Designed for adults and children ages nine and up, The Great Lakes: A Literary Field Guide is one of six books in the Stories from Where We Live series. Far from a collection of scientific data about the Great Lakes ecoregion, the book is instead an anthology of literature written by authors who have lived in the region and experienced the land itself. The guide invites readers to explore the natural environment through poetry and prose: a day in the prairie rain, a view from the shores of the Milwaukee River, or a peek at the shimmering breasts of native birds in motion. Legends from the Ojibwe girl Neengay, stories of a summer working on an organic farm, and contributions by naturalists are just a sampling of the stories that round out this varied collection.
The book offers detailed appendixes, including maps and descriptions of the habitats, plants, and animals mentioned in the book. For those who live in the Lakes region or who are planning to visit the area, the book offers a listing of parks and preserves and an index of stories referenced by state or province. For an enhanced study, Milkweed Press offers on their website a free detailed teaching guide. Easily adapted for home school use, the guide includes related vocabulary, word mastery lists, comprehension questions, field trip ideas, and activity suggestions (including writing prompts).
Since most of the contributions are lovely, quality pieces, the anthology lends itself well to being read aloud. However, before you simply turn the book over to a child, I suggest that you read it closely. There are a few comments and attitudes that may reflect values contrary to your own, including an instance of flirtatiousness, an example of poor sibling relationships, and a conversation with reincarnation undertones. Second, while the book does an exceptional job of presenting the natural world and the history of a particular region, it fails to acknowledge the Creator of those lands. With that said, I wouldn't hesitate to use the book with parental oversight. The writing inspires delight in nature, and with proper guidance and perspective, children will be inspired to delight in the Creator Himself.
Our family may never make the long journey to the ecoregion described in this book.

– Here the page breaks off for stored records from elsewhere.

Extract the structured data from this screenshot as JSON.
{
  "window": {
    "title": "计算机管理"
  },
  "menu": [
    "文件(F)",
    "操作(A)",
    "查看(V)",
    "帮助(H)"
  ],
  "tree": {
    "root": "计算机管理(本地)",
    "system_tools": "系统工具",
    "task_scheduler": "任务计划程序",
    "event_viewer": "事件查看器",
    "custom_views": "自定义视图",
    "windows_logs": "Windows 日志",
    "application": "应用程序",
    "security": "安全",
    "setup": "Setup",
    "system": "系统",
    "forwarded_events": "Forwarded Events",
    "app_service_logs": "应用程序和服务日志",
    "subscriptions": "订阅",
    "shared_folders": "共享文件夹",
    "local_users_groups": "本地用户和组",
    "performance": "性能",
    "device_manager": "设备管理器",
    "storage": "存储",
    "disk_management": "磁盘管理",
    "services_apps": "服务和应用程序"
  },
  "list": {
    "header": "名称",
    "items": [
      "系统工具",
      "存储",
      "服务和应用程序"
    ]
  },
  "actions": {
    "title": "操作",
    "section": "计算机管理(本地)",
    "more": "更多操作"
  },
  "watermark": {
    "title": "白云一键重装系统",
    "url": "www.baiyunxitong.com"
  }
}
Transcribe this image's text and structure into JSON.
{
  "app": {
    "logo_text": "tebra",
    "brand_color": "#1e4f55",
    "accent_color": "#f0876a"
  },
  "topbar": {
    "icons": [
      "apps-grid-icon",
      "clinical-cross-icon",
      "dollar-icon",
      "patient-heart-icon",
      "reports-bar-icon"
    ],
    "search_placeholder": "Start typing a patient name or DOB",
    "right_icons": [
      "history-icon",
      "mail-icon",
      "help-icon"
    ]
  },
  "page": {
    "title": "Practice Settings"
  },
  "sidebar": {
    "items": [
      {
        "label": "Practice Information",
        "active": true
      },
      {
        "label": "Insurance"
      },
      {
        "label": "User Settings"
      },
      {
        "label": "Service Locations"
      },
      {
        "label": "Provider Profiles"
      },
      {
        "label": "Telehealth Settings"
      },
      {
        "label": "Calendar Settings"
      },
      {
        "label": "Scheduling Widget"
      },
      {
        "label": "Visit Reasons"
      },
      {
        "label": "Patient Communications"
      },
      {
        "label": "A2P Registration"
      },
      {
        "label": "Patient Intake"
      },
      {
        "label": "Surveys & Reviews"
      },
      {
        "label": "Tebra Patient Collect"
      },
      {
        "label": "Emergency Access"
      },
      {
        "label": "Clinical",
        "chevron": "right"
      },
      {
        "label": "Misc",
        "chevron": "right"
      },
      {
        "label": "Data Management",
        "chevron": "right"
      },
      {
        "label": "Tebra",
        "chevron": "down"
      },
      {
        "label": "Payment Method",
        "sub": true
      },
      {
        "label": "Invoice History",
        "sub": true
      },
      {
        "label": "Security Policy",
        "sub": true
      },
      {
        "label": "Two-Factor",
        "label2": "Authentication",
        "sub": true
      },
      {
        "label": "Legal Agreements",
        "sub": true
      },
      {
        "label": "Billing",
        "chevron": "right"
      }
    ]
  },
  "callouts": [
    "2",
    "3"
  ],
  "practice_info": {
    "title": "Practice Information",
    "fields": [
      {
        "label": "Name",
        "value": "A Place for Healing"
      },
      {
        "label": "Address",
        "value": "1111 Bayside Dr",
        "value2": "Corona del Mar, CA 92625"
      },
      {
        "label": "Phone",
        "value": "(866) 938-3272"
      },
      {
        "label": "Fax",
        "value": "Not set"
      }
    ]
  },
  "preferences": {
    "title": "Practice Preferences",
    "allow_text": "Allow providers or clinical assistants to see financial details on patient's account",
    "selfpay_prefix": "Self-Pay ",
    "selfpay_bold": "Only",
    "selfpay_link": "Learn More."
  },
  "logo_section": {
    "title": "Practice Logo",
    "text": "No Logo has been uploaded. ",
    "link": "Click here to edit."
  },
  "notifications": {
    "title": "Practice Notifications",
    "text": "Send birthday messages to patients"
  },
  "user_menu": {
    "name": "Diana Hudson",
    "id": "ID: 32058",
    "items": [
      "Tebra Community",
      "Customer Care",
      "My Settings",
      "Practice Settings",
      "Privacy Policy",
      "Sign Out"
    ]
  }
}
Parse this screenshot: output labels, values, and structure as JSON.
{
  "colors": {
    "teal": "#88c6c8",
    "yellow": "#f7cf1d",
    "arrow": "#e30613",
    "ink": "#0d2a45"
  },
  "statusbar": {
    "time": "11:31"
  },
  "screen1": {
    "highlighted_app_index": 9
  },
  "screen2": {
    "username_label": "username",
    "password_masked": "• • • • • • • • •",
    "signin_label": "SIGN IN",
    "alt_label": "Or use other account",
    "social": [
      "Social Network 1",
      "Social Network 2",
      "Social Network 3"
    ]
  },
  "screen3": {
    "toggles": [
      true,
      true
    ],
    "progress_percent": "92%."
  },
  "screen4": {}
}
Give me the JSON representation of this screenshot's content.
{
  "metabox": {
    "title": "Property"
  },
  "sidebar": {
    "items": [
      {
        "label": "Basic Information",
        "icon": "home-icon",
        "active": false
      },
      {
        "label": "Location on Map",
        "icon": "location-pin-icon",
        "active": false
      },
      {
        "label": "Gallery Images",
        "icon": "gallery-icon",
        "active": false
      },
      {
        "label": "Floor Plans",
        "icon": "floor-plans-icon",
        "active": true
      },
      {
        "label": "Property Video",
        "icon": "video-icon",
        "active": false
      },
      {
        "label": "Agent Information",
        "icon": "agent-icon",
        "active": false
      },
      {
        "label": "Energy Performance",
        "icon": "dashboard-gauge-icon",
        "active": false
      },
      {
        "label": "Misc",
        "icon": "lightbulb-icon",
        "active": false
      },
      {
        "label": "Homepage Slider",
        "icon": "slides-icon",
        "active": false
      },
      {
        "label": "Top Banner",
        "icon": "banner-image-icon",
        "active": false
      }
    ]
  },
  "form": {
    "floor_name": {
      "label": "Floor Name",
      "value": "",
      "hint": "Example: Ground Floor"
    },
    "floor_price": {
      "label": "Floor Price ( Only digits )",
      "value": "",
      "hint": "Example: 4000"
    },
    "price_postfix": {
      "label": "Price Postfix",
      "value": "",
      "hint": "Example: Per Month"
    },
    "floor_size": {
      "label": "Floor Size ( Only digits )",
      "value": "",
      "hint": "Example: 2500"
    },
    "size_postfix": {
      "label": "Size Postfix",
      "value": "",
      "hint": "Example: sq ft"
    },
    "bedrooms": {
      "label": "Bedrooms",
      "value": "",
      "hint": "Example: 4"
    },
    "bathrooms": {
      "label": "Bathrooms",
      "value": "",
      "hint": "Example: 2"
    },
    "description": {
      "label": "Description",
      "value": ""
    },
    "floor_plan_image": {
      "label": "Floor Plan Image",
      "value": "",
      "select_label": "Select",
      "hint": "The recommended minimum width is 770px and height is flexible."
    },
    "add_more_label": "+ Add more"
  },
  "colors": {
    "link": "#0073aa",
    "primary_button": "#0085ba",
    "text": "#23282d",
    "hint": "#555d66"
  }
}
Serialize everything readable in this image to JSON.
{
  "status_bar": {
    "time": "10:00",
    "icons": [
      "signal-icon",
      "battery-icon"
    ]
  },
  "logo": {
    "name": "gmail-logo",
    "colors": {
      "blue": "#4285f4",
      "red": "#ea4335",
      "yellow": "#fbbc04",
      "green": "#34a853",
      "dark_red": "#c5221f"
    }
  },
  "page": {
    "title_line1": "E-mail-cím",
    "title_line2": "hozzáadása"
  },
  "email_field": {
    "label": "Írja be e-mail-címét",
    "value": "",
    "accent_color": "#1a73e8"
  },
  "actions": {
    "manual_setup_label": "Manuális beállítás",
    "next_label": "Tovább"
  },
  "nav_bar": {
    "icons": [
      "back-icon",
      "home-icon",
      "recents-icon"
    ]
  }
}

But thanks to Stories from Where We Live, the Great Lakes and the states, provinces, and cities around them are more than just marks on a two-dimensional map. They are communities full of life, color, and vibrant history.